Our boundary partners in Thailand are as follows:
1. Civil society: Khon Taam Association, Taam Moon project, Isan organic agriculture network (formed of community leaders throughout the project affected areas).
2. State agencies: Led by the Royal Irrigation Department (Sisaket Irrigation Project, Office of Sisaket Forestry, Office of Sisaket Fishery, Office of Sisaket Livestock).
3. River Basin Organization: Lower Moon River Basin Organization.
Through these boundary partners, we anticipate that more than 500 impacted villages located within the Rasi Salai wetlands will be beneficiaries.
Our boundary partners in Vietnam are as follows:
1. Local community groups: 30 households farming 100 ha land in two communes.
2. State agencies: Vinh Phuoc and Luong An Tra People’s committee (commune), Tri Ton district people’s committee, Farmers and Women’s associations at two communes, and district.
3. Private sector: Rice producers and business, tourist companies.
Through these boundary partners, we anticipate that the concept of floating rice agro-ecology can be promoted in 141 communes in An Giang province and 140 communes in Dong Thap province.
Our boundary partners in Laos are as follows:
1. The Provincial Agriculture and Forestry office (PAFO) and District Agriculture and Forestry office (DAFO).
2. Representatives of farmers groups, consisting of 235 households farming 235 hectares of land from Kang Pa, Phonethan and Salakham villages, Xayboury district, Savannakhet province.
3. Representative of the Nam Theun 2 Power Company (NTPC).
Policy impacts expected
Overall, at the local level, we anticipate our research will inform and help shape the formation and implement of local policy, planning and practices that link together the diverse values of wetland agro-ecological system recovery with livelihood resilience and water security.

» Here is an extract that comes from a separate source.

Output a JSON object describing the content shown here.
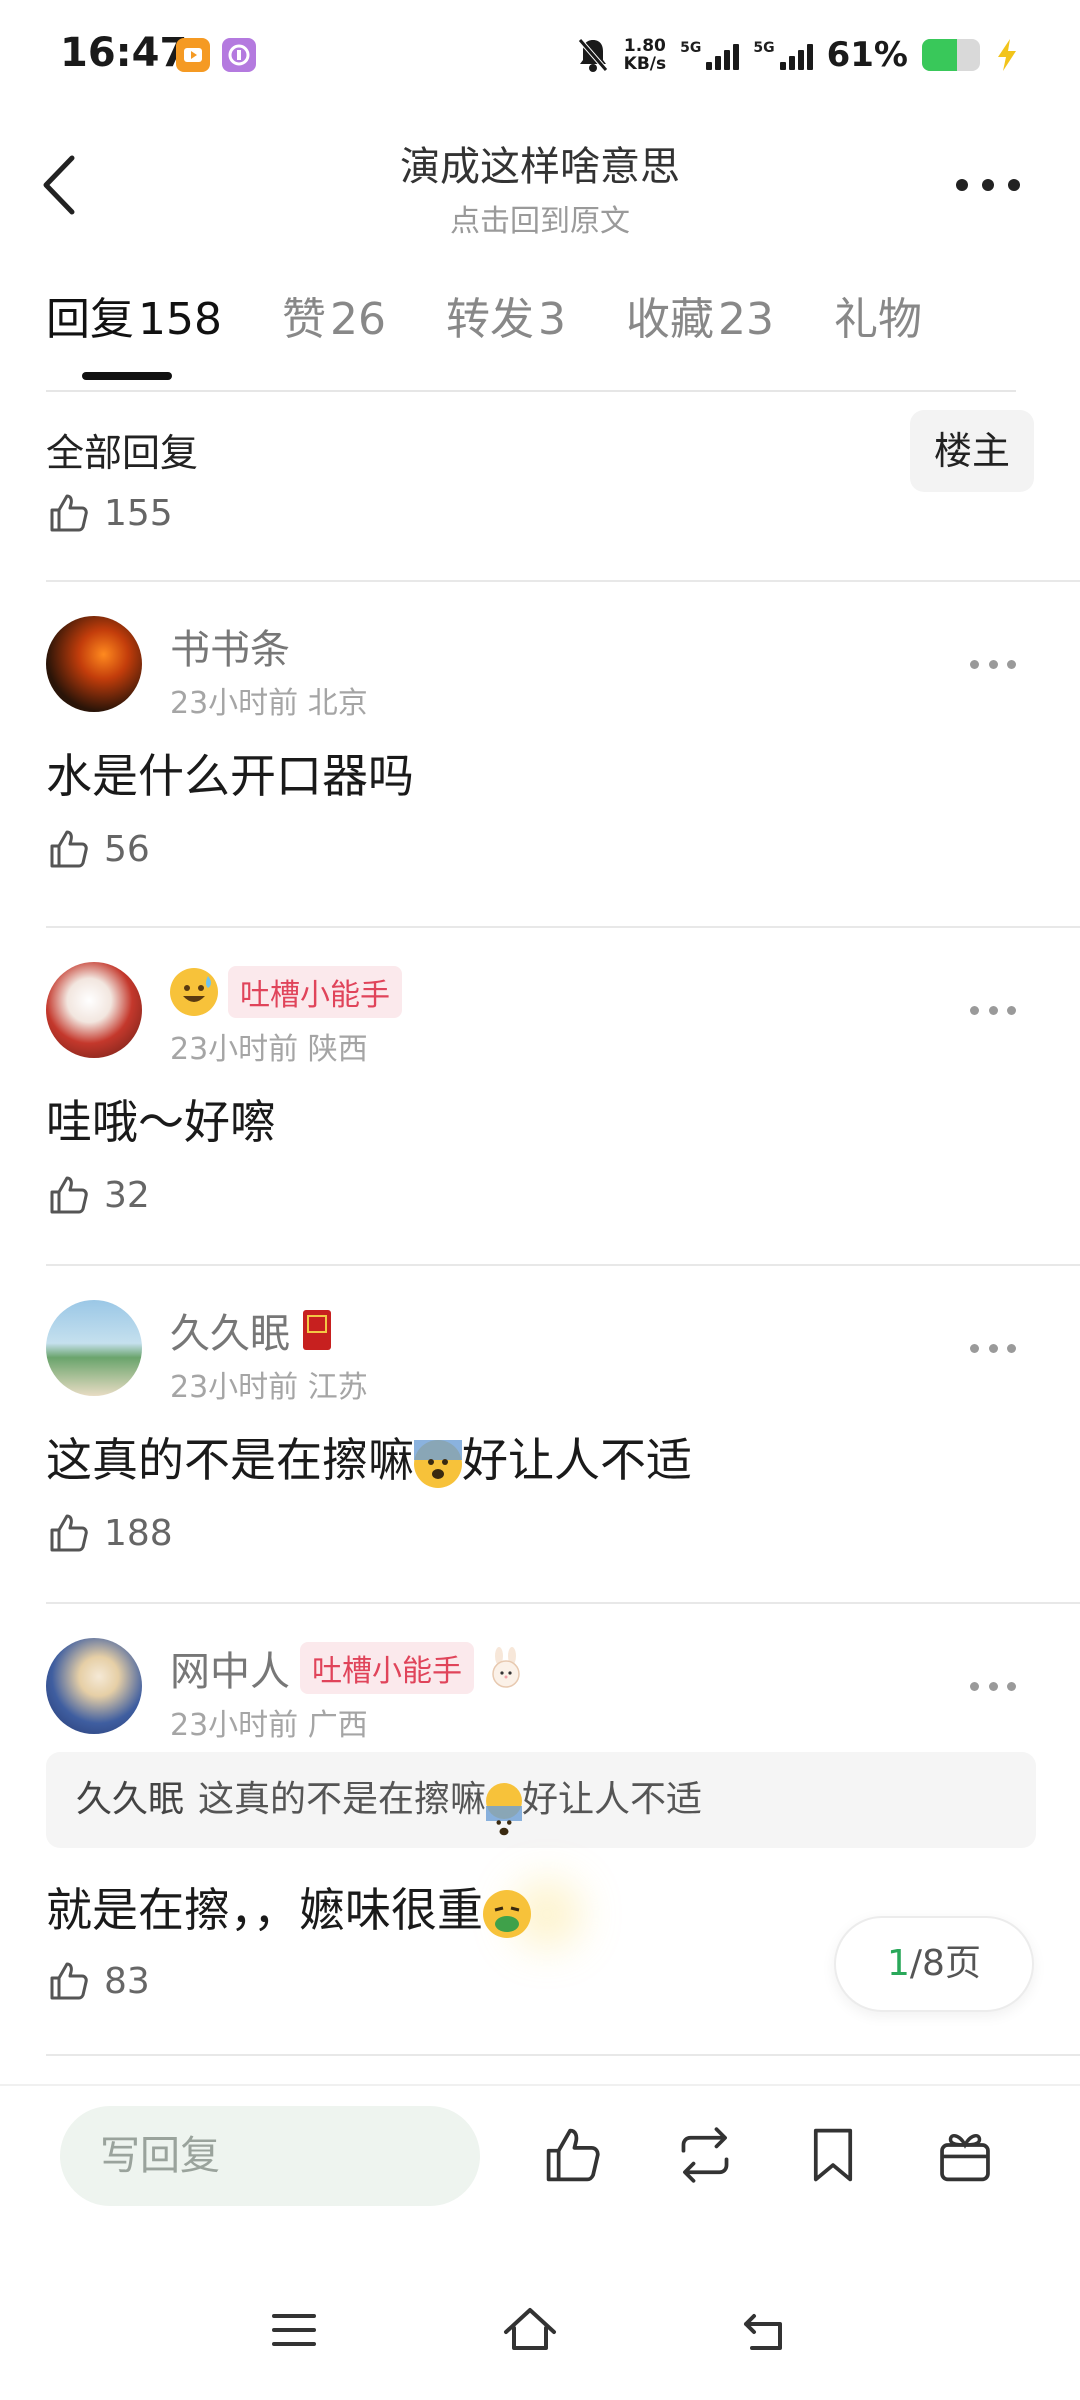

With recognition of these values, trade-offs against other policy options (for example, investments in large water storage infrastructure) can be made. Through PAR, we also aim for the empowerment of local community to engage in these processes. Meanwhile, at the provincial level, relevant government agencies will work more closely with civil society in valuing agro-ecosystem and values of wetland recovery that support local livelihoods and maintain ecological services.

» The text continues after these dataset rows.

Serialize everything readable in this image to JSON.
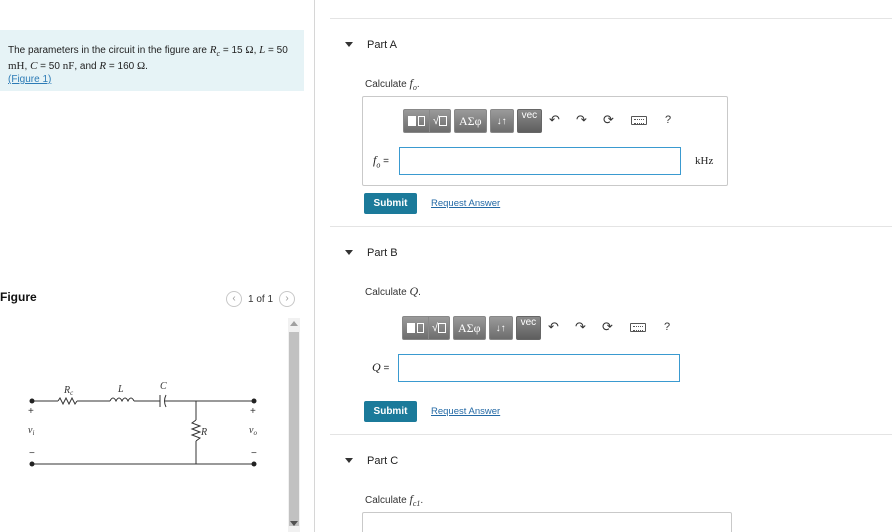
{
  "problem": {
    "text_intro": "The parameters in the circuit in the figure are ",
    "r_sym": "R",
    "r_sub": "c",
    "r_val": " = 15 ",
    "ohm": "Ω",
    "l_sym": "L",
    "l_val": " = 50",
    "line2_mh": "mH",
    "c_sym": "C",
    "c_val": " = 50 ",
    "nf": "nF",
    "and_text": ", and ",
    "r2_sym": "R",
    "r2_val": " = 160 ",
    "period": ".",
    "figure_link": "(Figure 1)"
  },
  "figure": {
    "label": "Figure",
    "pager_text": "1 of 1",
    "prev_icon": "chevron-left",
    "next_icon": "chevron-right",
    "circuit": {
      "rc_label": "R",
      "rc_sub": "c",
      "l_label": "L",
      "c_label": "C",
      "r_label": "R",
      "vi_label": "v",
      "vi_sub": "i",
      "vo_label": "v",
      "vo_sub": "o",
      "plus": "+",
      "minus": "−"
    }
  },
  "parts": [
    {
      "title": "Part A",
      "prompt": "Calculate ",
      "prompt_var": "f",
      "prompt_sub": "o",
      "prompt_end": ".",
      "var_label": "f",
      "var_sub": "o",
      "var_eq": " =",
      "input_value": "",
      "unit": "kHz",
      "submit_label": "Submit",
      "request_label": "Request Answer"
    },
    {
      "title": "Part B",
      "prompt": "Calculate ",
      "prompt_var": "Q",
      "prompt_sub": "",
      "prompt_end": ".",
      "var_label": "Q",
      "var_sub": "",
      "var_eq": " =",
      "input_value": "",
      "unit": "",
      "submit_label": "Submit",
      "request_label": "Request Answer"
    },
    {
      "title": "Part C",
      "prompt": "Calculate ",
      "prompt_var": "f",
      "prompt_sub": "c1",
      "prompt_end": "."
    }
  ],
  "toolbar": {
    "templates_icon": "templates-icon",
    "greek_label": "ΑΣφ",
    "arrows_label": "↓↑",
    "vec_label": "vec",
    "undo_icon": "↶",
    "redo_icon": "↷",
    "reset_icon": "⟳",
    "keyboard_icon": "keyboard-icon",
    "help_label": "?"
  }
}
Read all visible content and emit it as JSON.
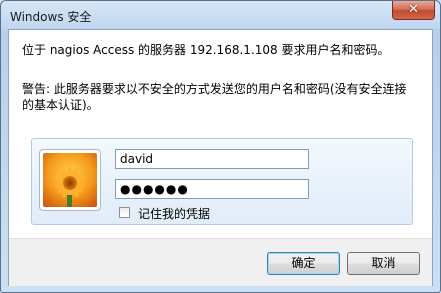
{
  "window": {
    "title": "Windows 安全",
    "close_label": "✕"
  },
  "message": {
    "server_line": "位于 nagios Access 的服务器 192.168.1.108 要求用户名和密码。",
    "warning": "警告: 此服务器要求以不安全的方式发送您的用户名和密码(没有安全连接的基本认证)。"
  },
  "credentials": {
    "username": "david",
    "password_mask": "●●●●●●",
    "remember_label": "记住我的凭据",
    "remember_checked": false
  },
  "buttons": {
    "ok_label": "确定",
    "cancel_label": "取消"
  },
  "colors": {
    "title_bar": "#c4d9ef",
    "close_button": "#c14a32",
    "panel_bg": "#e0ecf8",
    "footer_bg": "#f0f0f0",
    "accent": "#3c7fb1"
  },
  "icons": {
    "user_tile": "flower-avatar-icon",
    "close": "close-icon"
  }
}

Dr. Carl Middleton
MA in International Development Studies Program, Faculty of Political Science, Chulalongkorn University Henri-Dunant Road, Bangkok 10330, Thailand